Food for thought: Global influences on American Cuisine


Market stall - Grønland, Oslo

By Charles Kinney Jr.

Growing up in upstate New York, I never questioned that Monday night was pizza night. We ate warm bagels with butter, tacos were a necessity and the neighbor’s gołąbki was, sadly, better than ours. In Washington, DC, business lunches with injera or toppoki were normal. To be considered a cultured American you have to have an appreciation for food, and not just European food; a true bon vivant appreciates the sublime and unusual that only something foreign can bring.

It’s an unwritten rule at IOM Norway that when out on a foreign mission, you return to the office with a delicacy. It’s a perk of the job. Our office speaks an incredible array of languages, but we have one common language that needs no translation: food.

Traditionally, and statistically, in the case of migration to the United States, native language and customs can be lost in one generation. Holiday traditions from the ‘motherland’ become an idea rather than identity. Food, however, remains a constant; this most basic of human necessities connects us all .

In the United States, sushi, falafel, fajitas and pho are as American as well, apple pie, buttered popcorn and potato chips. It is nearly a rite of passage for migrants to add cherished food dishes. Sometimes first hated, eyed-suspiciously, loathed and despised, migrant food dishes are now merely remarkable for how fast they enter the American culinary landscape.

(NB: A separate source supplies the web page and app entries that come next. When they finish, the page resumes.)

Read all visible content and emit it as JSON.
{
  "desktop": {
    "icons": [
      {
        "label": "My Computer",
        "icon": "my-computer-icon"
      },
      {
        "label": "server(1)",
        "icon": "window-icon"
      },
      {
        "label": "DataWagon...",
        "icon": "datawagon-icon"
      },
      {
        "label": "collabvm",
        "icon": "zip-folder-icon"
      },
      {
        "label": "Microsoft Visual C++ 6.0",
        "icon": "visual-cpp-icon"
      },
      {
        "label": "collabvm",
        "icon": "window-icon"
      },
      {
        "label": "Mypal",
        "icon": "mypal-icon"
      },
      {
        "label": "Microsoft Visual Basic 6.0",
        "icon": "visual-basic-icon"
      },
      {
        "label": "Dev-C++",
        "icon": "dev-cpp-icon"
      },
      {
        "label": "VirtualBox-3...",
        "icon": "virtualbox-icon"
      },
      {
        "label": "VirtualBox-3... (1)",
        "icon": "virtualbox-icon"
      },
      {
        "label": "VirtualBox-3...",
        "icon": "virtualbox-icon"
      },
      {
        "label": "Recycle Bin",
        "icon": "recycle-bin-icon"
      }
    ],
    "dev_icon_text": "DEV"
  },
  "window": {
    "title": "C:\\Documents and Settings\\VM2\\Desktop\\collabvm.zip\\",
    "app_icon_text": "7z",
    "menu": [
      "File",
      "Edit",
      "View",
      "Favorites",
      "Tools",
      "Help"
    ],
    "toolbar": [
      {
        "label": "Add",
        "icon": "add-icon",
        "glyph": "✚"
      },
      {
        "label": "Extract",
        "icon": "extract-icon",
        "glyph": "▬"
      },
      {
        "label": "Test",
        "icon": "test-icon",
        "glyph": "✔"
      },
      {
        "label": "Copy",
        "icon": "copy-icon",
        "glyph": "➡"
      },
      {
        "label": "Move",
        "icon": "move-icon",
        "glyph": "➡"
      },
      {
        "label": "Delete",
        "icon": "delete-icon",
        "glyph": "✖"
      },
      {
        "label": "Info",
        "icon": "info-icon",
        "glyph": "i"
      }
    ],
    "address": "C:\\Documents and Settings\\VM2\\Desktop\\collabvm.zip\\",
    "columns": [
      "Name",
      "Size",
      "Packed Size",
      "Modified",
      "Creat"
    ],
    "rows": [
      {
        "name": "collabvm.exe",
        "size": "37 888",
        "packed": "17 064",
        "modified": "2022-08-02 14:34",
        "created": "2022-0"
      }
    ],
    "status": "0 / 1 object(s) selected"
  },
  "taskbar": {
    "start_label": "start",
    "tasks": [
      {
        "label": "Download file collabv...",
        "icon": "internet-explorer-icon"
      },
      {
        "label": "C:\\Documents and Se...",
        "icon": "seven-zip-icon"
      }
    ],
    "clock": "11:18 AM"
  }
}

The myth of the American food being hamburgers and fried chicken might be true, but each wave of immigrants have brought a new level of food identity and traditions.

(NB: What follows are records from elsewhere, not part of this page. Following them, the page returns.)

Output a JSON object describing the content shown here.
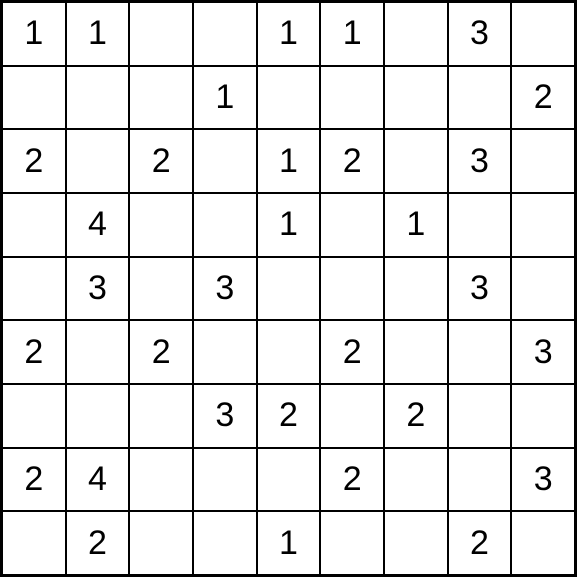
{
  "puzzle": {
    "type": "number-grid",
    "rows": 9,
    "cols": 9,
    "cells": [
      [
        "1",
        "1",
        "",
        "",
        "1",
        "1",
        "",
        "3",
        ""
      ],
      [
        "",
        "",
        "",
        "1",
        "",
        "",
        "",
        "",
        "2"
      ],
      [
        "2",
        "",
        "2",
        "",
        "1",
        "2",
        "",
        "3",
        ""
      ],
      [
        "",
        "4",
        "",
        "",
        "1",
        "",
        "1",
        "",
        ""
      ],
      [
        "",
        "3",
        "",
        "3",
        "",
        "",
        "",
        "3",
        ""
      ],
      [
        "2",
        "",
        "2",
        "",
        "",
        "2",
        "",
        "",
        "3"
      ],
      [
        "",
        "",
        "",
        "3",
        "2",
        "",
        "2",
        "",
        ""
      ],
      [
        "2",
        "4",
        "",
        "",
        "",
        "2",
        "",
        "",
        "3"
      ],
      [
        "",
        "2",
        "",
        "",
        "1",
        "",
        "",
        "2",
        ""
      ]
    ]
  }
}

In nearly any decent-sized city in America, it is relatively easy to find: Lebanese, African, Ethiopian, Chinese, Mexican, Greek, Indian, French , Japanese, Italian, Polish, Korean, Vietnamese, Jamaican (the list goes on) restaurants. It is desirable and downright hip to find even obscurer ones (we had Angolan-Lithuanian fusion last night with side dishes of fufu!).
Americans stole the pizza idea and exported it as our own. Americans even invented foods that sound foreign but are as American as the first British roast beef with horseradish (itself brought to Britain by migrants): chimichangas, Vichyssoise, Häagen-Dazs, General Tso’s Chicken...all American. Spaghetti and meatballs? Italian immigrants brought both to America. Eaten separately in Italy, America saw a time-saving device and put them together. Voilà ! The world is a much happier place.

Now in Norway, where brunost, risgrøt and sild still hold sway, it may seem migration has brought little to an already established food culture. Not so. In nearly any store in Norway, you can find food inspired by Chinese, Indian, Mexican and Italian cooking. Iranian, Pakistani, Indian, Somali, Polish, Iraqi, Korean and Thai stores have sprung up around the country. They survive not only because the immigrant population wants them, but natives love hummus and pappadums, too. The kebab is a way of life in Norway. It didn’t get here because it was lost on a boat.

This isn’t a one-way street. Lutefisk is so common in America’s Mid-west that visiting Scandinavians are delighted see this delicacy celebrated in popular American culture. Thanks to Ikea, almost single-handedly bringing and promoting Scandinavian culture (and köttbullar) to the world, American friends and colleagues now create recipes with tyttebær and solbær. The Swedes may call it lingonberry and vinbär, but at the end of the day, it still tastes great. I was amazed in Dubai at a celebration of Eid al-Fitr to see Malaysians eating lingonberry on khubz between bites of nasi lemak. Smörgåsbord is a near universal word, including Norwegian.

Without human migration, there would be no vanilla, sunflowers, potatoes, tomatoes, chili, beans, pumpkins, peanuts, corn, cashews and most importantly, gasp!, cacao (chocolate) in Europe. Imagine Norway without chocolate. That would not be right. Don’t get me wrong. There have been some tastes that still leave me afraid: prahok, durian and lakrids but trying seemed better than missing an experience. Life seems far more interesting when there is choice in the fridge, cupboard or your local eatery. I could eat laks every day of my life, but you haven’t lived until you’ve tried it with hondashi, adjika, chermoula or chimichurri.

Charles Kinney Jr. is an outreach officer in IOM Norway